Pursuant to NY CLS Exec § 135-a person acting as a notary public, advertising the title of a notary public without having first been appointed as notary public, is guilty of misdemeanor.  Additionally, a notary public practicing fraud or deceit in the exercise of power or duty is guilty of a misdemeanor[vii].

Pursuant to NY CLS Exec § 137, a notary public exercising notarial acts, in addition to the venue of action and signature, should print, typewrite, or stamp beneath his/ her signature in black ink, his/ her name, the words “Notary Public State of New York,” the name of the county in which s/he originally qualified, and the date upon which his/her commission expires.  A notary public should include the name of the county in which his/ her certificate of official character is filed.  A notary public duly licensed as an attorney and counsellor at law in the state of New York can substitute the words “Attorney and Counsellor at Law” for the words “Notary Public”.  A notary public qualified or has filed a certificate of official character in the office of the clerk in a county or counties within the city of New York must also affix to each instrument his/her official number or numbers in black ink, when the instrument is to be recorded in an office of the register of the city of New York in any county within such city.  When the notary is given a number or numbers by the register or his predecessors in any county or counties and when his/ her autographed signature and certificate is filed in such office or offices, the notary should affix the number.  However, no official act of a notary public will be held invalid on account of the failure to comply with these provisions[viii].

Pursuant to NY CLS Exec § 137, a notary public wilfully failing to comply with the provisions, should be subject to disciplinary action by the secretary of state.  All the courts within the state of New York receive the certificate of a notary public as presumptive evidence of the facts contained in the certificate.  However, a person interested as a party to a suit can contradict the certificate of a notary public by other evidence[ix].

Pursuant to NY CLS Exec § 142-a, the official certificates and other acts, made or performed of notaries public prior to the time of their appointment is not deemed invalid unless the act amounts to following defects:

  • ineligibility of the notary public;
  • misnomer or misspelling of name or other error made in appointment;
  • omission of the notary public or commissioner of deeds to take or file official oath;
  • expiration of term, commission or appointment;
  • vacating of his/ her office by change of residence, by acceptance of another public office, or by other action on his/ her part; or
  • the action was taken outside the jurisdiction where the notary public or commissioner of deeds was authorized to act.

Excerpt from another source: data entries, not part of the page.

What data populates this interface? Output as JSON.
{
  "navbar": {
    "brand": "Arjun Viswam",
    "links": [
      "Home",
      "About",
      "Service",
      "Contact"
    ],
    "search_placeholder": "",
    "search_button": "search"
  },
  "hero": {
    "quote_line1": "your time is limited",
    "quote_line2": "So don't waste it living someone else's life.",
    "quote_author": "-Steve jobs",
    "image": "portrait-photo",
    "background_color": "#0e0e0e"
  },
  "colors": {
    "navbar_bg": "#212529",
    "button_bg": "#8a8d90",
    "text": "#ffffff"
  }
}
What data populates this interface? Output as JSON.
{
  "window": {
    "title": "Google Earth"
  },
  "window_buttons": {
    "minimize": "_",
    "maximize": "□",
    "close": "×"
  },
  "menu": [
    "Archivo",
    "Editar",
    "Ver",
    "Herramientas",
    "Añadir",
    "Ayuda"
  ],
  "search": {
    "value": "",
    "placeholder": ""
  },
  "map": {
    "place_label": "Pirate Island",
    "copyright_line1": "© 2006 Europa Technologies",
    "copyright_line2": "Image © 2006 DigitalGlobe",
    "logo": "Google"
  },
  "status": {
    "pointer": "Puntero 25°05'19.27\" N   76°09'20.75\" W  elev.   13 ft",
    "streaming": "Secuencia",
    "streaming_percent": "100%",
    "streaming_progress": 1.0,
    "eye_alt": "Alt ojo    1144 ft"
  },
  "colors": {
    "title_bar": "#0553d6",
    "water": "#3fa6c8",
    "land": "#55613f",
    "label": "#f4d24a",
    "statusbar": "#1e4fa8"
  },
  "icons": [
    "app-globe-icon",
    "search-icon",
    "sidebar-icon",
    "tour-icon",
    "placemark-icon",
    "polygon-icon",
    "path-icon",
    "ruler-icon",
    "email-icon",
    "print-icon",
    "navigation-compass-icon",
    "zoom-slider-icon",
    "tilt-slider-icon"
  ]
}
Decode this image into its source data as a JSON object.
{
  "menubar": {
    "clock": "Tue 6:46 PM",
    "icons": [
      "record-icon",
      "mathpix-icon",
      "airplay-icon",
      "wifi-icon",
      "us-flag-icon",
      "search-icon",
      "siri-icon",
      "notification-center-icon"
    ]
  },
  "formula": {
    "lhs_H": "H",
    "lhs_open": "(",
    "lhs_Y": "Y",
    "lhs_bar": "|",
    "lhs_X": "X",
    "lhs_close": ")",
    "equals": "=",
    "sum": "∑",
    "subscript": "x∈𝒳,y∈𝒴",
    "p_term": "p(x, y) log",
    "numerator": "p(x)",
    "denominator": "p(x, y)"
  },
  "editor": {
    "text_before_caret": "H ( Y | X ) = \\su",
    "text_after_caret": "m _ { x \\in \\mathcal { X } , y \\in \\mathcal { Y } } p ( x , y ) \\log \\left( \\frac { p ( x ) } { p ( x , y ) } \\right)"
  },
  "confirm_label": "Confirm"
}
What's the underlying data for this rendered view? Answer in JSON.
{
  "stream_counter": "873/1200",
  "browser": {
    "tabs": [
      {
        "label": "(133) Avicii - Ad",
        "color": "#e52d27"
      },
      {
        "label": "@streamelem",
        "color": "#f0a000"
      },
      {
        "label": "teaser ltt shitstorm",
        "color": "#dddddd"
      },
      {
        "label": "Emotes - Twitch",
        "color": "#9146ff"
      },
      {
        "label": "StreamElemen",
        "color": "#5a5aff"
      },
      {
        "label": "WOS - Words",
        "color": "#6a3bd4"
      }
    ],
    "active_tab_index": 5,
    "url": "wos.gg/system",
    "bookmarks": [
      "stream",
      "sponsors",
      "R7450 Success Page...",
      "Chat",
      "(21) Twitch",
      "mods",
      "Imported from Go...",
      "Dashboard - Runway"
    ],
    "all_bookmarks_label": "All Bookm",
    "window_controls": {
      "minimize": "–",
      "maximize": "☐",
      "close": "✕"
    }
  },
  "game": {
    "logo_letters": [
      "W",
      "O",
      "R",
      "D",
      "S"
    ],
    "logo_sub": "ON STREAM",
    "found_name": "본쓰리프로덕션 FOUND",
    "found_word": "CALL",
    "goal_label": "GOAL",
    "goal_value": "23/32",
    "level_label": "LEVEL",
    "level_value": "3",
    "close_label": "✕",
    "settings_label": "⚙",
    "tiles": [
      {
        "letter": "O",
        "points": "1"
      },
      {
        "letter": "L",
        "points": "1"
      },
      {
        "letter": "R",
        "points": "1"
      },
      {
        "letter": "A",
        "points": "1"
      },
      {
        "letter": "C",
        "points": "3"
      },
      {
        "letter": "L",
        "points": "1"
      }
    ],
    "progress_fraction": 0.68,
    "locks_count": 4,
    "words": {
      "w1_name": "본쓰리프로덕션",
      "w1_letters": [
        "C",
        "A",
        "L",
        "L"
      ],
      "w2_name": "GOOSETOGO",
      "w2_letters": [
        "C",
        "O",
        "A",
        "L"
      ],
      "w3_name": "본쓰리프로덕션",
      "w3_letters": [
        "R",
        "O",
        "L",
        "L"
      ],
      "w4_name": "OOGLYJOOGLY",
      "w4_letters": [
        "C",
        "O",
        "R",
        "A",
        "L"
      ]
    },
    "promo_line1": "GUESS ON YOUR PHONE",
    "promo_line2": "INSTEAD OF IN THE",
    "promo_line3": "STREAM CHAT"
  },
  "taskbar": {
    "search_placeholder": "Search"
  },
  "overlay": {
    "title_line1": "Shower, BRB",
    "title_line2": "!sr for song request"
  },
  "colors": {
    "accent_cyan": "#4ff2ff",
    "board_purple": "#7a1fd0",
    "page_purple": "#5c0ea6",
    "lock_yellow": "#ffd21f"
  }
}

Pursuant to NY CLS Exec § 142-a, person is not entitled to assert a defect known to him/her or when the defect was apparent on the face of the certificate of the notary public.  The prohibition should not apply after the expiration of six months from the date of the act of the notary public.  The defect does not;

  • relieve a notary public from criminal liability imposed by reason of his/ her act;
  • enlarge the actual authority of any such officer;
  • limit any other statute or rule of law by reason of which the act of a notary public is validated or is deemed valid.

[i] NY CLS Exec § 130.

[ii] Id.

[iii] Id.

[iv] Id.

[v] NY CLS Exec § 132.

[vi] NY CLS Exec § 135.

[vii] NY CLS Exec § 135-a.

[viii] NY CLS Exec § 137.

[ix] NY CLS Exec § 137.